Truth on the page

So you’re going to publish a novel…

For a while I’ve been wanting to post about my first novel contract, signed about six weeks ago. I’ve wanted to post about the publisher who’s willing to take a chance on this first beloved project, and take a chance on its creator too. I’ve wanted to talk about the exhilaration and strangeness of all this.

Journaling is often the only way I can discharge an overloaded brain, but for some reason, this time, I’ve also wanted to keep everything to myself, even when I feel desperate to talk to someone about it. This road to real-first-book-in-the-flesh, or at least in print and on paper I can hold, has been a long and winding and rough one. Now that I’ve gotten to this place, the one thing I’ve wanted so much for all these years, more than anything I feel scared.

The destination doesn’t look like what I imagined, back at the beginning. For one thing, publishing has already changed so much since the year when I started this book. When I started it, I dreamed, the way a lot of us do, about an agent and the traditional publishing road. After many, many rejections, I finally decided to try a different path: sending the book out to indie presses that might be willing to think differently and take a risk on an unknown quantity. The Canadian indie Blue Moon Publishers was a lucky find. I submitted to them on a chance, more than half thinking – the way you think after you get so many rejections you stop counting them – that nothing would come of it. Instead, one morning, I got a phone call.

I remember how my hands shook as I tried to write down everything the publisher told me over the phone: what the contract with them would look like, how Blue Moon’s publishing process works, how they wanted to market the book to specific audiences who would love its musical angle and connect with its social issues. Even then, as I scribbled notes I could barely read, I told myself none of this would really change anything. Even later, when I finally signed the contract, I told myself I would still be the same person the next day. The funny thing – and the difficult thing – is that it turned out not to be true.
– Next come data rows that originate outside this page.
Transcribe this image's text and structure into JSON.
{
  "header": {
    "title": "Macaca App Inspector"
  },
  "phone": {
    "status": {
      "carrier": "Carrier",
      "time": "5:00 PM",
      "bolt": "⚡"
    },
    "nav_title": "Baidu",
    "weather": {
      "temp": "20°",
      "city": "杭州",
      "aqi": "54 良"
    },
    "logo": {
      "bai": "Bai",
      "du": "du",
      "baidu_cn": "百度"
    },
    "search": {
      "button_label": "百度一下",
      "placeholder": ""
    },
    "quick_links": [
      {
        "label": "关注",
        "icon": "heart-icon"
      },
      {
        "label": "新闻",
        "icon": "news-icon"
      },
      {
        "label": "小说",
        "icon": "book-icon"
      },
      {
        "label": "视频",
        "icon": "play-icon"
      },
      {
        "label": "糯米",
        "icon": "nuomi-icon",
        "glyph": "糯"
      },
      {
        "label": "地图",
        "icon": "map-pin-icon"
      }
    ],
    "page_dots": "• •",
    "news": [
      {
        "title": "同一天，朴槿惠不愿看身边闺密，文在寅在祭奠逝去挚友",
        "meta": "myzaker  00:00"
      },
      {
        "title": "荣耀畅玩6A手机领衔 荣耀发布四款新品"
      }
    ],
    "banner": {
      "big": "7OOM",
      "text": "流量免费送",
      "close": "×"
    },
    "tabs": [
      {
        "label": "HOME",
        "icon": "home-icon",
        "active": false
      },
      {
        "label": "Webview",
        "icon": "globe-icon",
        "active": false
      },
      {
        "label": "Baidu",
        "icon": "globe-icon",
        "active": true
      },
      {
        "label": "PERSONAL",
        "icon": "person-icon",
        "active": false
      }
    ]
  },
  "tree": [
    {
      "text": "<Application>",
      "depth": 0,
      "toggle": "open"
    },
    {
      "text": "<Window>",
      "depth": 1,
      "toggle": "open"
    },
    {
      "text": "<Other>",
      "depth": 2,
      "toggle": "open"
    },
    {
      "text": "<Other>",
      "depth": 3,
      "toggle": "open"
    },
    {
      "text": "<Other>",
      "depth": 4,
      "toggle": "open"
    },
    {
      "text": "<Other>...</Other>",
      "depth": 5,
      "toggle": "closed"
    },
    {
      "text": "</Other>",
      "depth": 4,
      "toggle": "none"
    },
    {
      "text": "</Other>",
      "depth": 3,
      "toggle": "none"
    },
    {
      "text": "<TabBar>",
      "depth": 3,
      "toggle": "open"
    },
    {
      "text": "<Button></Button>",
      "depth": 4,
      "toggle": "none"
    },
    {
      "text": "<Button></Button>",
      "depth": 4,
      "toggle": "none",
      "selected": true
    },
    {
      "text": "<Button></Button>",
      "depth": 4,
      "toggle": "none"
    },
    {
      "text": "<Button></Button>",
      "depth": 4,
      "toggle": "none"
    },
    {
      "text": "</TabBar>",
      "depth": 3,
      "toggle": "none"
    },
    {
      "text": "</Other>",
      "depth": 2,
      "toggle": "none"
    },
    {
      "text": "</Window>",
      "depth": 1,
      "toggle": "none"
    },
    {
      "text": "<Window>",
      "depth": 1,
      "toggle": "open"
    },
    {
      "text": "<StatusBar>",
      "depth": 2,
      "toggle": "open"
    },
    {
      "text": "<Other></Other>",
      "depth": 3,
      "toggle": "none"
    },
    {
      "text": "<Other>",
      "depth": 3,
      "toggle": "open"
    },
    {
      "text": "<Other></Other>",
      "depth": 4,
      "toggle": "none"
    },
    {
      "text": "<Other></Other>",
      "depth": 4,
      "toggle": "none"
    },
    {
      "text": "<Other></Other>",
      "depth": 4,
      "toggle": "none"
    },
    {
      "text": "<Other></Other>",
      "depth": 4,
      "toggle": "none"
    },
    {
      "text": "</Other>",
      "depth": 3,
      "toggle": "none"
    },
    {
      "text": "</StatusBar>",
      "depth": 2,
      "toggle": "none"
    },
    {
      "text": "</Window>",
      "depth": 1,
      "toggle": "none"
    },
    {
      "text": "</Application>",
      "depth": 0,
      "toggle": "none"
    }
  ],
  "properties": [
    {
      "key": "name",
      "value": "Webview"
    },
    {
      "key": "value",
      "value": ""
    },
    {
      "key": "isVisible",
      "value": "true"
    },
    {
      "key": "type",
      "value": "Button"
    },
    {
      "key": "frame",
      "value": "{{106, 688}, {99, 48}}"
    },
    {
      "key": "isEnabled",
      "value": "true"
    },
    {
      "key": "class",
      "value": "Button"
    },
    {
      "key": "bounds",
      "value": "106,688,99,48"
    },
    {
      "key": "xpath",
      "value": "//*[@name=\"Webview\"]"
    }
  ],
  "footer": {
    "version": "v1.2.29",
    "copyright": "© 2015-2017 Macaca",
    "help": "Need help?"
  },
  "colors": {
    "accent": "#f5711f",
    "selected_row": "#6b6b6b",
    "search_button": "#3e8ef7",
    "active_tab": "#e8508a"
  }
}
Almost nine years ago, during a crazy spring and summer, I started trying to write this book. At the time, my professional life was going down the tubes: a job I had desperately wanted had turned out to be a nightmare, and I was depressed and didn’t know what to do with myself. I remember those things now, but when I look back, they don’t seem to matter. What glows in my mind is that early time, the new story in my head, the new heartbeat of each day. My novel To Love a Stranger.

It started because I wanted to get a character onto the page. I wanted that character to be perfect, and because of that, it was practically impossible to write anything. I didn’t know where to start and got discouraged so often. I tried to create a story that was much too big. I always thought there was something important about it, something that needed to be said, and it was heartbreaking not to know how to say it, even when working on it was full of joy.

And now we’re here. A lot has changed. When I started this book, I thought I only wanted to write one story and then I’d be done. Somewhere along the line, I realized one story wasn’t going to be enough. I wanted to be a writer. Strange shift. That word writer used to feel shameful to me, even while I was working as hard as I could to become one, because I wasn’t good at it and it wasn’t what I was supposed to be doing with myself anyway. It’s not shameful anymore.

For as long as I’ve been trying to get words on the page, I’ve been a writer, but I never thought I had the right to call myself one. Now I need to own that title, for once and for all, because I need to own the words that are going out there. This first book came from a deep and intensely personal place. My truth is sitting there on the page. Now other eyes will take it in.

The book isn’t perfect, but I think my character, Sam, comes to life. I think his conflict is visceral and real. It’s a gentle story, despite all the emotions in it. It’s a quiet and understated story even though it deals with major events in people’s lives, and intense personal conflict. It’s a tribute to the classical music I love, taking the “heard” experience of orchestral performances and putting them on the page. I don’t know how good of a job I did. I certainly don’t know what anyone will think of it: anyone who opens it and reads it, and doesn’t have all the ties and all the long history I have with it. I don’t know what they’ll see or how they’ll feel about it.

In the end, though, I do think there’s something beautiful about it. Something that deserves to be shared. I don’t know if I did it well enough, and maybe I’ll never be sure. That’s a scary thing, like the realization that once you put your truth out there, you can’t take it back. But if it’s a choice between doing this now, and never doing it at all: that’s not a choice. We do it.

[p.s. If you’d like to learn a little more about the novel, please check out Blue Moon’s blog, on which I talk about the music that helped inspire the book.]